-------- Record excerpts --------

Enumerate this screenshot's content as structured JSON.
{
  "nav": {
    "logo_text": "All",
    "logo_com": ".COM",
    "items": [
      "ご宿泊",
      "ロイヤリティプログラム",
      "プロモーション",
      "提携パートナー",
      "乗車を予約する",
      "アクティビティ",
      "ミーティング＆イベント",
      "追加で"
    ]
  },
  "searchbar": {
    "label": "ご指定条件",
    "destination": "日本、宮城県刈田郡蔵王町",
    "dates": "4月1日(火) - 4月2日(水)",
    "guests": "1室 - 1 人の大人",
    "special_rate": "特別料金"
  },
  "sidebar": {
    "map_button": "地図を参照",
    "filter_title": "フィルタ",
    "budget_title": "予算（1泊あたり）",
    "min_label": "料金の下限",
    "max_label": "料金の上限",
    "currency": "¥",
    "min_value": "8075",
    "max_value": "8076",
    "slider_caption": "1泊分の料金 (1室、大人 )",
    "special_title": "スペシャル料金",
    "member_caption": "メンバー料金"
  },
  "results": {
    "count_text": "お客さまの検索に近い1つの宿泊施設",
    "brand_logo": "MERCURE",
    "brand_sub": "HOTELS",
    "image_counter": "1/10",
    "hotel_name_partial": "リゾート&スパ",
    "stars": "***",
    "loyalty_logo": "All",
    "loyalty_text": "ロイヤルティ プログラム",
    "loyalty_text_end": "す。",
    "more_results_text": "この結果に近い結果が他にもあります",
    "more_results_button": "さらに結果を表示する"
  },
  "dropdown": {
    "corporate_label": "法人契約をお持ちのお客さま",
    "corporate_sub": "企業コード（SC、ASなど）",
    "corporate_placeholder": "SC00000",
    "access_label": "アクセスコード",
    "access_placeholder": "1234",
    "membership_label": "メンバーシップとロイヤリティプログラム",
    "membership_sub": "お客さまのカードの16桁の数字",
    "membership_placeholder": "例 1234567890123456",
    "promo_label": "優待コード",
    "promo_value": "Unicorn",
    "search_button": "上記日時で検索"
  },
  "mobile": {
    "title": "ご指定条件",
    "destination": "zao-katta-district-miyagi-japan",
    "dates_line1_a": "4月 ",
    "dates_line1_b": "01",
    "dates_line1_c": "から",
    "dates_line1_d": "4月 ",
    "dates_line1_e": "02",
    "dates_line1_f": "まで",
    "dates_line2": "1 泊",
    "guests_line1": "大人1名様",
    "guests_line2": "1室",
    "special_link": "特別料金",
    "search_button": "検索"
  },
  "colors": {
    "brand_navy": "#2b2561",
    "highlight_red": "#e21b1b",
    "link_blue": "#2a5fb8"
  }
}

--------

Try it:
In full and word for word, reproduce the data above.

Expected answer:
Enumerate this screenshot's content as structured JSON.
{
  "nav": {
    "logo_text": "All",
    "logo_com": ".COM",
    "items": [
      "ご宿泊",
      "ロイヤリティプログラム",
      "プロモーション",
      "提携パートナー",
      "乗車を予約する",
      "アクティビティ",
      "ミーティング＆イベント",
      "追加で"
    ]
  },
  "searchbar": {
    "label": "ご指定条件",
    "destination": "日本、宮城県刈田郡蔵王町",
    "dates": "4月1日(火) - 4月2日(水)",
    "guests": "1室 - 1 人の大人",
    "special_rate": "特別料金"
  },
  "sidebar": {
    "map_button": "地図を参照",
    "filter_title": "フィルタ",
    "budget_title": "予算（1泊あたり）",
    "min_label": "料金の下限",
    "max_label": "料金の上限",
    "currency": "¥",
    "min_value": "8075",
    "max_value": "8076",
    "slider_caption": "1泊分の料金 (1室、大人 )",
    "special_title": "スペシャル料金",
    "member_caption": "メンバー料金"
  },
  "results": {
    "count_text": "お客さまの検索に近い1つの宿泊施設",
    "brand_logo": "MERCURE",
    "brand_sub": "HOTELS",
    "image_counter": "1/10",
    "hotel_name_partial": "リゾート&スパ",
    "stars": "***",
    "loyalty_logo": "All",
    "loyalty_text": "ロイヤルティ プログラム",
    "loyalty_text_end": "す。",
    "more_results_text": "この結果に近い結果が他にもあります",
    "more_results_button": "さらに結果を表示する"
  },
  "dropdown": {
    "corporate_label": "法人契約をお持ちのお客さま",
    "corporate_sub": "企業コード（SC、ASなど）",
    "corporate_placeholder": "SC00000",
    "access_label": "アクセスコード",
    "access_placeholder": "1234",
    "membership_label": "メンバーシップとロイヤリティプログラム",
    "membership_sub": "お客さまのカードの16桁の数字",
    "membership_placeholder": "例 1234567890123456",
    "promo_label": "優待コード",
    "promo_value": "Unicorn",
    "search_button": "上記日時で検索"
  },
  "mobile": {
    "title": "ご指定条件",
    "destination": "zao-katta-district-miyagi-japan",
    "dates_line1_a": "4月 ",
    "dates_line1_b": "01",
    "dates_line1_c": "から",
    "dates_line1_d": "4月 ",
    "dates_line1_e": "02",
    "dates_line1_f": "まで",
    "dates_line2": "1 泊",
    "guests_line1": "大人1名様",
    "guests_line2": "1室",
    "special_link": "特別料金",
    "search_button": "検索"
  },
  "colors": {
    "brand_navy": "#2b2561",
    "highlight_red": "#e21b1b",
    "link_blue": "#2a5fb8"
  }
}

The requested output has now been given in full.